Retail Sales Management Tip: Is it Time to Rethink Sales Quotas?

Stop using sales quotas?  Can you be reading this correctly?  After all, quotas have been part of the retail selling landscape since time immemorial.  But if your retail sales organization is struggling to achieve desired results or to grow year-over-year, it may be time for you to re-evaluate your sales management program while considering a new way to achieve your goals.

Eliminating a “tried and true” method may seem like radical surgery, but through our retail consulting practice, we have found that a new approach is just what is called for when a business is failing to grow. 

Why Quotas May Not Make Sense

Often, the use of top-down sales quotas can actually limit retail sales productivity.  It may even produce a backlash effect.  Quotas are dangerous when any of the following circumstances may be present:

If the quota is perceived to be unrealistic or unattainable by the sales team, it can become a non-factor in their daily thinking and thus rendered useless.

  1. When the sales quota is lower than what the retail sales rep is capable of achieving.  If they have exceeded that level of sales in prior months, or weeks then the quota become irrelevant.  In fact, it may actually serve as non-motivating factor!

  2. When the sales quota is simply delivered on a piece of paper, spreadsheet, scorecard, or whiteboard.  Quotas – or even better, goals – should be established mutually through a coaching and sales management process.

  3. When the quota doesn’t account for the potential of the individual, store, locations, ore territory.  Whether it is due to location, nearby competition, foot traffic or other factors, we know that some stores are more equal than others.  The same goes for new vs. tenured sales representatives.

The truth is that retail sales quotas often encourage mediocre results.  Since they tend to define the minimum standards of productivity, they fail to encourage retail sales associates to grow and improve on their past performance.  The result is that retail sales managers who rely on top-down quota management often find themselves actually congratulating sales reps for underachievement. 
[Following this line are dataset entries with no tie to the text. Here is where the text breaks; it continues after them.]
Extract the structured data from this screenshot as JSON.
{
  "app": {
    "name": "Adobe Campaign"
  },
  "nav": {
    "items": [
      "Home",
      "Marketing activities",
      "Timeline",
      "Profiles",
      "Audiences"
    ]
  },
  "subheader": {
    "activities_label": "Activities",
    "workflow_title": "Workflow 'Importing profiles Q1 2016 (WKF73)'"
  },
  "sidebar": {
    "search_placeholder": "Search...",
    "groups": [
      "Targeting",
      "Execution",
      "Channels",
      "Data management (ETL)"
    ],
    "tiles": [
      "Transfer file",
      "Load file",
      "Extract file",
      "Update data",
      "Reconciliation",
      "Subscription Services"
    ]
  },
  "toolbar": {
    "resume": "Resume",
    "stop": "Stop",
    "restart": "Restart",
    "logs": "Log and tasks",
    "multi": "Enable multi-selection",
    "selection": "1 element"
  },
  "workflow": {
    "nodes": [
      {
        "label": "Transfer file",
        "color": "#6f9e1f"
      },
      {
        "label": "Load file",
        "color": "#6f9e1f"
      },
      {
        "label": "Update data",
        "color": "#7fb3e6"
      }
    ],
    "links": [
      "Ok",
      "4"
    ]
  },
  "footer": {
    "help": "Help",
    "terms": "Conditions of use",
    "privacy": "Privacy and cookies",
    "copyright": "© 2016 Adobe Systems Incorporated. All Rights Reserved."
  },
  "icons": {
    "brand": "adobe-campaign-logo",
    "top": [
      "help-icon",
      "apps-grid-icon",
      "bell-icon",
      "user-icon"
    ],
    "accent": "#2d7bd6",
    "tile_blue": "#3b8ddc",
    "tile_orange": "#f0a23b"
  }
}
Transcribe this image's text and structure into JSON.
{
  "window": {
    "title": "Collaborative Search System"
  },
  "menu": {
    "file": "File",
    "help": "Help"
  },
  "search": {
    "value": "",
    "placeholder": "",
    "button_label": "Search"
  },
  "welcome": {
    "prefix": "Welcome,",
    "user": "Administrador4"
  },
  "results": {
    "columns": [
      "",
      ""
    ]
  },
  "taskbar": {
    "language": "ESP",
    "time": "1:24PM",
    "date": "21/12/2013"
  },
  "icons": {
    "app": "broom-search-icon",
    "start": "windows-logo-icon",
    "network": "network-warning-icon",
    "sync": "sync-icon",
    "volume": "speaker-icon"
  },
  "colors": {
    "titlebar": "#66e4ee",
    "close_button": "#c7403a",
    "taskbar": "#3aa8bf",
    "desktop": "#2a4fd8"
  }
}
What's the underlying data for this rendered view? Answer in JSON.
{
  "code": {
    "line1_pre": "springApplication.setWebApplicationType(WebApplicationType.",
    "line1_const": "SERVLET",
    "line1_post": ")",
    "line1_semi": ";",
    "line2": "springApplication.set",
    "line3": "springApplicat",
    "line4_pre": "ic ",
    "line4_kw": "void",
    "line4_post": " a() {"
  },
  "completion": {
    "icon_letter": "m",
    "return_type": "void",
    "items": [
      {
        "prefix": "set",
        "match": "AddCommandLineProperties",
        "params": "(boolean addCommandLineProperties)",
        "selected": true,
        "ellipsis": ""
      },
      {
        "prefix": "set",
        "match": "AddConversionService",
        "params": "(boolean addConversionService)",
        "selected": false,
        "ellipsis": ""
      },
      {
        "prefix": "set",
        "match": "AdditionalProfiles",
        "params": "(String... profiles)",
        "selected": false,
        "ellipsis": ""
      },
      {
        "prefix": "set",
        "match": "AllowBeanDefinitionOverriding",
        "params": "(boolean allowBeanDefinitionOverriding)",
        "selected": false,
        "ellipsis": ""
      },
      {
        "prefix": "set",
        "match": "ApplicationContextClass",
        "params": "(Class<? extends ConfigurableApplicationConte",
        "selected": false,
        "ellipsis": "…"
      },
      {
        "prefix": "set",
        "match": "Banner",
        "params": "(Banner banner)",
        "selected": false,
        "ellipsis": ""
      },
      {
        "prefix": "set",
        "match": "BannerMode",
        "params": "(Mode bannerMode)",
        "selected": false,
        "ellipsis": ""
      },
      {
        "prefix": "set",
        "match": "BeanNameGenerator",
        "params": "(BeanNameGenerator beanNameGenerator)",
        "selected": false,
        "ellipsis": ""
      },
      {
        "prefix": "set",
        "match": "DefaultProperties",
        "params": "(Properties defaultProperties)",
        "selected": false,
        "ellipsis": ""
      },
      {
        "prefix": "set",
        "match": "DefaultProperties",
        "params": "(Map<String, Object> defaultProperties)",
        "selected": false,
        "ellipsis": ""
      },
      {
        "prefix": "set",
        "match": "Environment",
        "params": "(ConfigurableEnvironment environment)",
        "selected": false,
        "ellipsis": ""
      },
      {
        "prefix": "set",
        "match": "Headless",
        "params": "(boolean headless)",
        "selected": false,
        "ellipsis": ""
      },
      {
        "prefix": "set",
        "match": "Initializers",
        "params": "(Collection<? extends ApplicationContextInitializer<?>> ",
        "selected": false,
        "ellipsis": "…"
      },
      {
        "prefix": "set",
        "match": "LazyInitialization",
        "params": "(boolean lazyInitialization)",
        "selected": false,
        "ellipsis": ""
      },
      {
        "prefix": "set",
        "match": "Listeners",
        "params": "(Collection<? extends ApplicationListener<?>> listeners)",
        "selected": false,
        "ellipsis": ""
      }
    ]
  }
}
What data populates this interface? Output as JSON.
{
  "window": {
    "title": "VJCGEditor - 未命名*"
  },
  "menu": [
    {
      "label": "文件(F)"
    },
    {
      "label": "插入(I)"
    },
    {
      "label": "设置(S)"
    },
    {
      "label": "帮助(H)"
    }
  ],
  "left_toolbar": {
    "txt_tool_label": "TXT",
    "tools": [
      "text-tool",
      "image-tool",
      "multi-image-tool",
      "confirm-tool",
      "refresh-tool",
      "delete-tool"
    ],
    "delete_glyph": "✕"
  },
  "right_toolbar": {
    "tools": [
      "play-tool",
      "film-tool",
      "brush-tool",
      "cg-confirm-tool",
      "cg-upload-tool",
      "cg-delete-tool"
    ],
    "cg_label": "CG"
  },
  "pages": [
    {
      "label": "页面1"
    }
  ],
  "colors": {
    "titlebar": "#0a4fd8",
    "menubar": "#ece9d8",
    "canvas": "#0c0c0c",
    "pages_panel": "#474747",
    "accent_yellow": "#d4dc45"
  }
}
This happens because once a sales representative attains quota their natural tendency is to slow down.  Meanwhile the retail sales manager finds themselves recognizing a team member for achieving quota when they may actually have been able to sell (and have sold) 10, 20, 30, or even 50% more!

A Better Approach to Sales Management

In our retail management training programs we focus on helping sales leaders learn how to coach their team members to grow their results (and their pay) month-over-month and year-over-year.  We call our retail sales management program the “Top Check” process.  It involves focusing on:

If you would like to learn more about the Top Check Sales Management System or our retail sales training courses, feel free to contact us for a free one-hour consultation and needs assessment!


–          David Goodwin is the Principal of the Retail Advocacy Group.  As a 30 year veteran of the retail industry he operated hundreds of retail locations, launched his own retail businesses, and managed retail channels on behalf of Fortune 50 companies.  Retail Advocacy group offers consulting services for retailers and also offers retail training solutions through its Retail Training Service subsidiary.   You can learn more about instructor-led, e-learning, and other retail training programs at